Race day breakfast was a bagel with two scrambled eggs. Check in was at 6am. I asked a Spartan official how long he thought it would take me to finish the run so I could tell my wife when to expect me at the finish line. He looked me up and down, asked if it was my first race, and replied 11 or 12 hours.
A Spartan Race is a manufactured outdoor experience–equal parts fitness challenge and trail run–but that, in my opinion, doesn’t detract from the overall experience. An OCR is where nature meets machine, where tall metal rigs and wooden obstacles blend with the natural beauty and serenity of woodlands or mountains. Far from being just another gym experience and shy of being a full natural immersion like backpacking or backcountry hunting, it threads the needle of challenging man in both his natural and manufactured states. As an adult, it’s one of the most exciting ways to be a kid again–crawling through mud, hopping over fences, running through trees. But before the race starts, the race corral and Spartan camp is a festival of excitement. I wound my way through groups of contestants warming up, laughing over a pre-race cup of joe, or yawning trying to wake up, and found the bin drop. In my bin I had the following items: a fresh pair of socks, a backup pair of shoes, sunscreen, advil, two full bottles of water, a roast beef and avocado sandwich, a flat Dr Pepper, a first aid kit, and a ziploc bag of running fuel (Gu packets, Stinger Waffles, and oatmeal balls) for the second half. I checked my watch, did 10 minutes of light warming up, and pushed my way to the front of the corral for my race start.
A tradition at Spartan races is for the hype man to get the crowd in the corral to yell ‘AROO!’ before running, one which I’ve often found a little over the top. That morning, however, as I donned my purple penny and my running vest, I felt myself give in to the hype.

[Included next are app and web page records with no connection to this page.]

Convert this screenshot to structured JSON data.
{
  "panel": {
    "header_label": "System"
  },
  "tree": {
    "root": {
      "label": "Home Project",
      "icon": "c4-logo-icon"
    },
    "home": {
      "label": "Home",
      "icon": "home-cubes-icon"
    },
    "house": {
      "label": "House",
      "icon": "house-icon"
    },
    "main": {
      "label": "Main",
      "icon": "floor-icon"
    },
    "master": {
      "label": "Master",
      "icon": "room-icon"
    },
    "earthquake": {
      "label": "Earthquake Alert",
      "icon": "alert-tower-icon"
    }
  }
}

After a few frustrating miles of single-track trails congested with slower runners, I found my rhythm, remembering the advice that the first half is a slow run and the second is an eating contest. I injured my calf at the tyrolean traverse but the pain faded soon enough. Halfway, I fueled with the sandwich and soda in my drop bin, refilled my water, swapped my bag of empty Gu packets and food wrappers (I don’t care how hard you’re racing, I believe in leaving no trace) for the pre-packaged ziploc of fuel, and ran back to the course. All told I was in the bin drop for less than three minutes, which was my target. During the second half, soaking in the “Ultra passing!” and “good job Ultra!” calls of those who parted to let me pass, I ignored my watch and instead focused on finding my flow. I relished in passing every Ultra jersey I could, letting the heat of competition overtake me. I finished 7th, at just over 7 hours.
Alex is a civilian who works for the Army as an aerospace engineer and is a competitive Spartan Race athlete.